And if you get bored of that, the PSP game even includes some barebones mini-games. There's a Texas Hold 'Em game in there, and a WWE trivia game that should make most of Smackdown's target market feel quite smart. There's also a game where you control faux-retarded wrestler Eugene's "arm airplane" so he doesn't fall down on the way to the ring. It's not exactly a "fun" game per se, but it sure does make you think.
No matter what you're doing in the game though, you'll find that it's technically spectacular. While it's obviously not up to the PS2 version's incredibly high bar, texture detail is among the best on PSP, and wrestler faces and animations are incredibly accurate. The audio is characterized by the typical slap-and-hit sound effects and angry rock songs that are standard for these games and wrestling in general, but season mode also has a great deal of voice acting from the wrestlers.

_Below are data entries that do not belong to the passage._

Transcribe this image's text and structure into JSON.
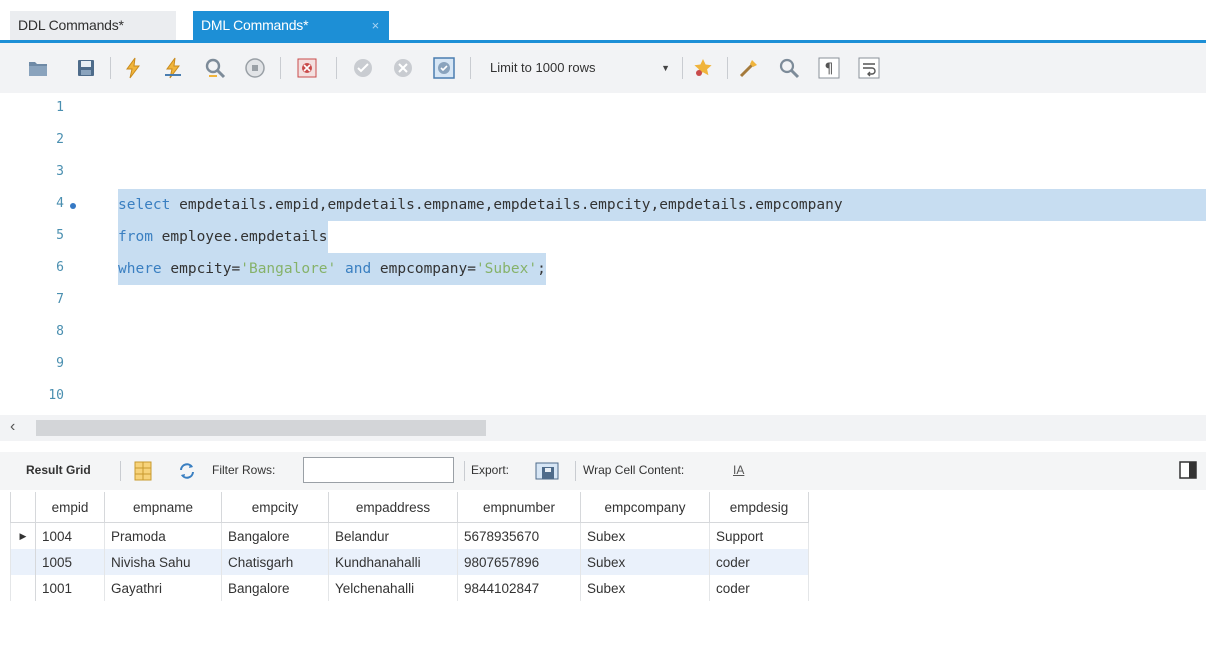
{
  "tabs": [
    {
      "label": "DDL Commands*",
      "active": false
    },
    {
      "label": "DML Commands*",
      "active": true
    }
  ],
  "tab_close_glyph": "×",
  "toolbar": {
    "icons": [
      "open-file-icon",
      "save-icon",
      "execute-icon",
      "execute-current-icon",
      "explain-icon",
      "stop-icon",
      "toggle-error-icon",
      "commit-icon",
      "rollback-icon",
      "autocommit-icon",
      "beautify-icon",
      "find-icon",
      "invisible-chars-icon",
      "wrap-icon"
    ],
    "limit_label": "Limit to 1000 rows"
  },
  "editor": {
    "line_numbers": [
      "1",
      "2",
      "3",
      "4",
      "5",
      "6",
      "7",
      "8",
      "9",
      "10"
    ],
    "active_line": "4",
    "code": {
      "line4_kw": "select",
      "line4_rest": " empdetails.empid,empdetails.empname,empdetails.empcity,empdetails.empcompany",
      "line5_kw": "from",
      "line5_rest": " employee.empdetails",
      "line6_kw1": "where",
      "line6_mid1": " empcity=",
      "line6_str1": "'Bangalore'",
      "line6_kw2": " and",
      "line6_mid2": " empcompany=",
      "line6_str2": "'Subex'",
      "line6_end": ";"
    },
    "scroll_left_glyph": "‹"
  },
  "result_toolbar": {
    "result_grid_label": "Result Grid",
    "filter_rows_label": "Filter Rows:",
    "filter_value": "",
    "export_label": "Export:",
    "wrap_label": "Wrap Cell Content:",
    "wrap_icon_glyph": "IA"
  },
  "grid": {
    "columns": [
      "empid",
      "empname",
      "empcity",
      "empaddress",
      "empnumber",
      "empcompany",
      "empdesig"
    ],
    "rows": [
      [
        "1004",
        "Pramoda",
        "Bangalore",
        "Belandur",
        "5678935670",
        "Subex",
        "Support"
      ],
      [
        "1005",
        "Nivisha Sahu",
        "Chatisgarh",
        "Kundhanahalli",
        "9807657896",
        "Subex",
        "coder"
      ],
      [
        "1001",
        "Gayathri",
        "Bangalore",
        "Yelchenahalli",
        "9844102847",
        "Subex",
        "coder"
      ]
    ],
    "current_row_marker": "▶"
  },
  "colors": {
    "accent": "#1d8fd6",
    "selection": "#c7ddf1",
    "keyword": "#3a7fc1",
    "string": "#86b26a",
    "line_number": "#4a8fb0"
  }
}
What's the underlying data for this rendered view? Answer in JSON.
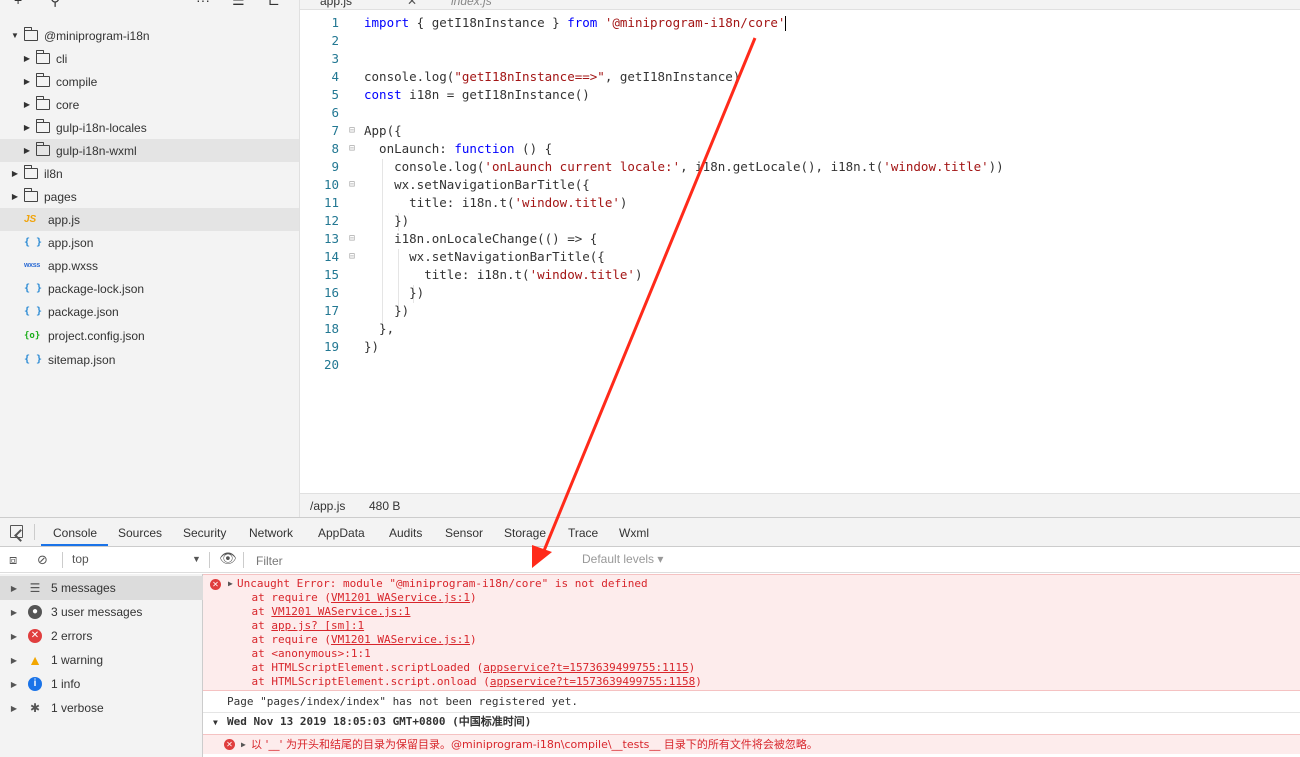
{
  "sidebar": {
    "items": [
      {
        "label": "@miniprogram-i18n",
        "type": "folder",
        "expanded": true,
        "depth": 0
      },
      {
        "label": "cli",
        "type": "folder",
        "depth": 1
      },
      {
        "label": "compile",
        "type": "folder",
        "depth": 1
      },
      {
        "label": "core",
        "type": "folder",
        "depth": 1
      },
      {
        "label": "gulp-i18n-locales",
        "type": "folder",
        "depth": 1
      },
      {
        "label": "gulp-i18n-wxml",
        "type": "folder",
        "depth": 1
      },
      {
        "label": "il8n",
        "type": "folder",
        "depth": 0
      },
      {
        "label": "pages",
        "type": "folder",
        "depth": 0
      },
      {
        "label": "app.js",
        "type": "js",
        "depth": 0,
        "icon": "JS"
      },
      {
        "label": "app.json",
        "type": "json",
        "depth": 0,
        "icon": "{ }"
      },
      {
        "label": "app.wxss",
        "type": "wxss",
        "depth": 0,
        "icon": "wxss"
      },
      {
        "label": "package-lock.json",
        "type": "json",
        "depth": 0,
        "icon": "{ }"
      },
      {
        "label": "package.json",
        "type": "json",
        "depth": 0,
        "icon": "{ }"
      },
      {
        "label": "project.config.json",
        "type": "config",
        "depth": 0,
        "icon": "{o}"
      },
      {
        "label": "sitemap.json",
        "type": "json",
        "depth": 0,
        "icon": "{ }"
      }
    ]
  },
  "editor": {
    "tabs": [
      {
        "label": "app.js",
        "active": true
      },
      {
        "label": "index.js",
        "active": false
      }
    ],
    "close_glyph": "✕",
    "lines": [
      "1",
      "2",
      "3",
      "4",
      "5",
      "6",
      "7",
      "8",
      "9",
      "10",
      "11",
      "12",
      "13",
      "14",
      "15",
      "16",
      "17",
      "18",
      "19",
      "20"
    ],
    "status_path": "/app.js",
    "status_size": "480 B"
  },
  "devtools": {
    "tabs": [
      "Console",
      "Sources",
      "Security",
      "Network",
      "AppData",
      "Audits",
      "Sensor",
      "Storage",
      "Trace",
      "Wxml"
    ],
    "context": "top",
    "filter_placeholder": "Filter",
    "levels": "Default levels ▾",
    "categories": [
      {
        "label": "5 messages",
        "icon": "list"
      },
      {
        "label": "3 user messages",
        "icon": "user"
      },
      {
        "label": "2 errors",
        "icon": "error"
      },
      {
        "label": "1 warning",
        "icon": "warning"
      },
      {
        "label": "1 info",
        "icon": "info"
      },
      {
        "label": "1 verbose",
        "icon": "bug"
      }
    ],
    "console": {
      "error_title": "Uncaught Error: module \"@miniprogram-i18n/core\" is not defined",
      "stack": [
        {
          "pre": "    at require (",
          "link": "VM1201 WAService.js:1",
          "post": ")"
        },
        {
          "pre": "    at ",
          "link": "VM1201 WAService.js:1",
          "post": ""
        },
        {
          "pre": "    at ",
          "link": "app.js? [sm]:1",
          "post": ""
        },
        {
          "pre": "    at require (",
          "link": "VM1201 WAService.js:1",
          "post": ")"
        },
        {
          "pre": "    at <anonymous>:1:1",
          "link": "",
          "post": ""
        },
        {
          "pre": "    at HTMLScriptElement.scriptLoaded (",
          "link": "appservice?t=1573639499755:1115",
          "post": ")"
        },
        {
          "pre": "    at HTMLScriptElement.script.onload (",
          "link": "appservice?t=1573639499755:1158",
          "post": ")"
        }
      ],
      "page_msg": "Page \"pages/index/index\" has not been registered yet.",
      "group": "Wed Nov 13 2019 18:05:03 GMT+0800 (中国标准时间)",
      "warn_msg": "以 '__' 为开头和结尾的目录为保留目录。@miniprogram-i18n\\compile\\__tests__ 目录下的所有文件将会被忽略。"
    }
  },
  "colors": {
    "keyword": "#0000ff",
    "string": "#a31515",
    "error": "#d8262c",
    "annotation_arrow": "#ff2a1a"
  }
}
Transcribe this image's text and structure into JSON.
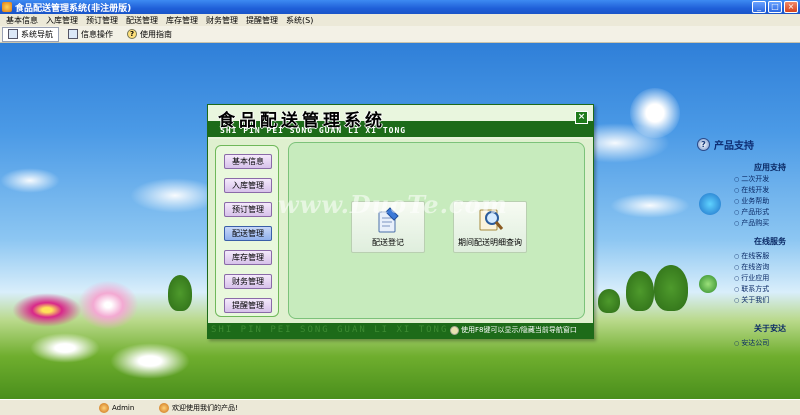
{
  "window": {
    "title": "食品配送管理系统(非注册版)",
    "controls": [
      "_",
      "□",
      "×"
    ]
  },
  "menu": [
    "基本信息",
    "入库管理",
    "预订管理",
    "配送管理",
    "库存管理",
    "财务管理",
    "提醒管理",
    "系统(S)"
  ],
  "toolbar": [
    {
      "label": "系统导航",
      "icon": "monitor-icon",
      "active": true
    },
    {
      "label": "信息操作",
      "icon": "document-icon",
      "active": false
    },
    {
      "label": "使用指南",
      "icon": "help-icon",
      "active": false
    }
  ],
  "dialog": {
    "title_cn": "食品配送管理系统",
    "title_pinyin": "SHI PIN PEI SONG GUAN LI XI TONG",
    "close": "×",
    "nav": [
      "基本信息",
      "入库管理",
      "预订管理",
      "配送管理",
      "库存管理",
      "财务管理",
      "提醒管理"
    ],
    "active_nav": "配送管理",
    "functions": [
      {
        "label": "配送登记",
        "icon": "delivery-register-icon"
      },
      {
        "label": "期间配送明细查询",
        "icon": "search-magnifier-icon"
      }
    ],
    "footer_marquee": "SHI PIN PEI SONG GUAN LI XI TONG",
    "footer_hint": "使用F8键可以显示/隐藏当前导航窗口"
  },
  "support": {
    "title": "产品支持",
    "sections": [
      {
        "heading": "应用支持",
        "items": [
          "二次开发",
          "在线开发",
          "业务帮助",
          "产品形式",
          "产品购买"
        ]
      },
      {
        "heading": "在线服务",
        "items": [
          "在线客服",
          "在线咨询",
          "行业应用",
          "联系方式",
          "关于我们"
        ]
      },
      {
        "heading": "关于安达",
        "items": [
          "安达公司"
        ]
      }
    ]
  },
  "watermark": "www.DuoTe.com",
  "status": {
    "user": "Admin",
    "message": "欢迎使用我们的产品!"
  },
  "colors": {
    "titlebar": "#1f5fd8",
    "dialog_band": "#1d6b19",
    "dialog_bg": "#e7f4d9",
    "content_bg": "#c7ebbd"
  }
}
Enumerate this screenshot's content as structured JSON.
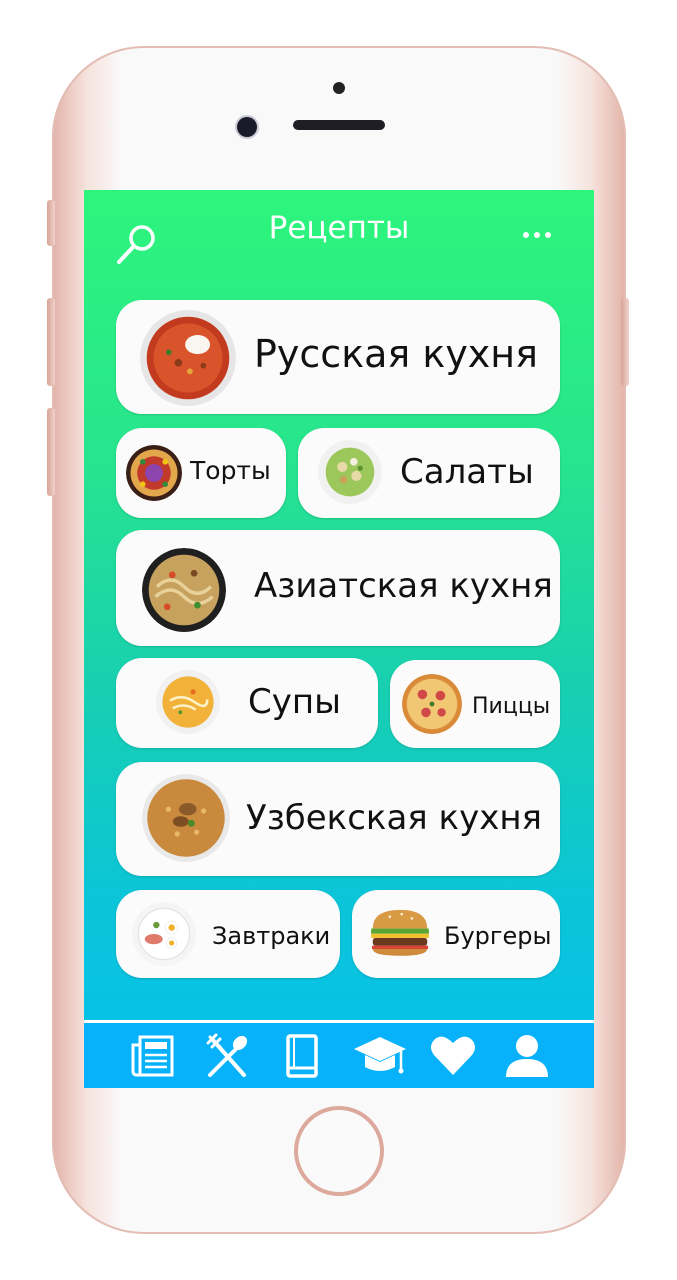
{
  "header": {
    "title": "Рецепты"
  },
  "categories": [
    {
      "id": "russian",
      "label": "Русская кухня"
    },
    {
      "id": "cakes",
      "label": "Торты"
    },
    {
      "id": "salads",
      "label": "Салаты"
    },
    {
      "id": "asian",
      "label": "Азиатская кухня"
    },
    {
      "id": "soups",
      "label": "Супы"
    },
    {
      "id": "pizza",
      "label": "Пиццы"
    },
    {
      "id": "uzbek",
      "label": "Узбекская кухня"
    },
    {
      "id": "breakfast",
      "label": "Завтраки"
    },
    {
      "id": "burgers",
      "label": "Бургеры"
    }
  ],
  "icons": {
    "search": "search-icon",
    "more": "more-icon",
    "nav": [
      "newspaper-icon",
      "fork-spoon-icon",
      "book-icon",
      "graduation-cap-icon",
      "heart-icon",
      "user-icon"
    ]
  },
  "colors": {
    "gradient_top": "#2df57b",
    "gradient_bottom": "#06c1ee",
    "navbar": "#08b2fa",
    "card": "#fbfbfb",
    "text": "#111111"
  }
}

The quality of this depends entirely on the skill of the wrestler doing the delivery, so it ranges from ear-wrenchingly awful to fantastic, so if it's not good, at least it's realistic.
In fact, there is one major technical issue, and it's one that brings this game down from excellent to merely great – the load time. It's overwhelming; moving from a menu to a match can incur huge load times spread across three splash screens. Smaller but still palpable load time occurs between nearly every change from a menu to another game mode, and loading hiccups can even occur within the game itself. This can cause small moments of freezing in matches or out-of-sync lip movements in cut scenes. It's infuriating, but in a game this good on a format that's never had a really strong game in this genre, it's survivable.
If we absolutely had to do a straight comparison to the PS2 version of the game, we'd find that it doesn't contain as many unlock options, but has more mini-games. We'd find that it doesn't look as good and has longer loading, and lacks some robustness in wrestler creation; we'd find that there's a lack of in-ring commentary and decide on our own if that's a good or bad thing. Throw in the feature of portability, and it's a wash – Smackdown vs Raw 2006 for PSP justifies its premium price tag with a slew of play options, quality technical presentation, and a wrestling system that might be the very best in the genre. If you already have the PS2 version, the connectivity options between the games may not be able to make up for the fact that you just bought the same game twice, but if you're looking for an excellent wrestling experience and you don't want to be leashed to a television, Smackdown vs Raw 2006 has just obsolesced all your other options.